Image shows a rock core in a trough
October 19, 2020

Austin Chalk Core

Bedding features in the core from the USGS Gulf Coast #4 Bonham borehole, in the Eagle Ford Group mudstones from a depth of about 401 feet, Fannin County, Texas. The Eagle Ford Group lies underneath the Austin Chalk and serves as the source rock for much of the Austin Chalk's petroleum.

Image shows three men in safety equipment standing next to a drill rig
October 19, 2020

USGS Technicians Prepare to Take a Core of the Austin Chalk in Texas

USGS technicians at the USGS Gulf Coast #4 Bonham borehole in preparation for geophysical logging of the Austin Chalk Group and the Eagle Ford Group mudstones, Fannin County, Texas.

Image is an aerial shot showing grass-covered rolling hills with occasional exposed rock formations
October 11, 2020

Surprise Creek, Western North Slope of Alaska

Overview of folded Triassic, Jurassic, and Cretaceous rocks in southern part of Western North Slope.

Image shows a helicopter with four USGS scientists talking to each other next to it, with grasslands in the background
October 11, 2020

Tingmerkpuk Ridges

Geologists discuss the geology of Jurassic rocks in thurst-faulted structures near the southern limit of Western North Slope.

Silica Crucible and Glass Desiccator
October 11, 2020

Silica Crucible and Glass Desiccator

Geochemists use platinum, silica, and ceramic crucibles, shown here in a glass container called a desiccator.  Silica is used because it is resistant to extremely high temperatures and because it is chemically inert.
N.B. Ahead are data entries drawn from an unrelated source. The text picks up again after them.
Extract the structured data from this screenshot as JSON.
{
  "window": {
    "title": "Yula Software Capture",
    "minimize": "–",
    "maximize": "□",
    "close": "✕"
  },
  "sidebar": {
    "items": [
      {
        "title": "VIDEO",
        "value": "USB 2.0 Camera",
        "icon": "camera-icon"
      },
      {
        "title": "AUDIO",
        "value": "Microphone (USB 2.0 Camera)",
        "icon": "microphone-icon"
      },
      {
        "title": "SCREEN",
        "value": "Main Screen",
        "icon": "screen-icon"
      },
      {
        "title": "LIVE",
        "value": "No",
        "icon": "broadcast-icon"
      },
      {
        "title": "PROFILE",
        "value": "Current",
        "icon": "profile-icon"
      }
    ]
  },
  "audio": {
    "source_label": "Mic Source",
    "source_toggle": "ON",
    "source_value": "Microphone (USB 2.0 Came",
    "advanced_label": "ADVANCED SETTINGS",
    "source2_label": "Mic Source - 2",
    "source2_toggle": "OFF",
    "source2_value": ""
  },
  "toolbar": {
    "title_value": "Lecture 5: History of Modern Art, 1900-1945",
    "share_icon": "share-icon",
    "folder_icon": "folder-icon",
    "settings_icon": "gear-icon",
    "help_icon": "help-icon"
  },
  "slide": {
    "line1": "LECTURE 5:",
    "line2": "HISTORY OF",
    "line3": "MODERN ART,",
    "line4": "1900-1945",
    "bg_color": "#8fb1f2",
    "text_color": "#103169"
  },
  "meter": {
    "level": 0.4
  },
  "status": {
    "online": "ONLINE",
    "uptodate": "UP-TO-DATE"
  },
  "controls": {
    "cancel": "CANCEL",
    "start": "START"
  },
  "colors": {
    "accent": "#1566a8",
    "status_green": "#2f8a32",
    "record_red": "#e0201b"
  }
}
Silicon, linked up with a pair of oxygen molecules as silicon dioxide, is known as silica.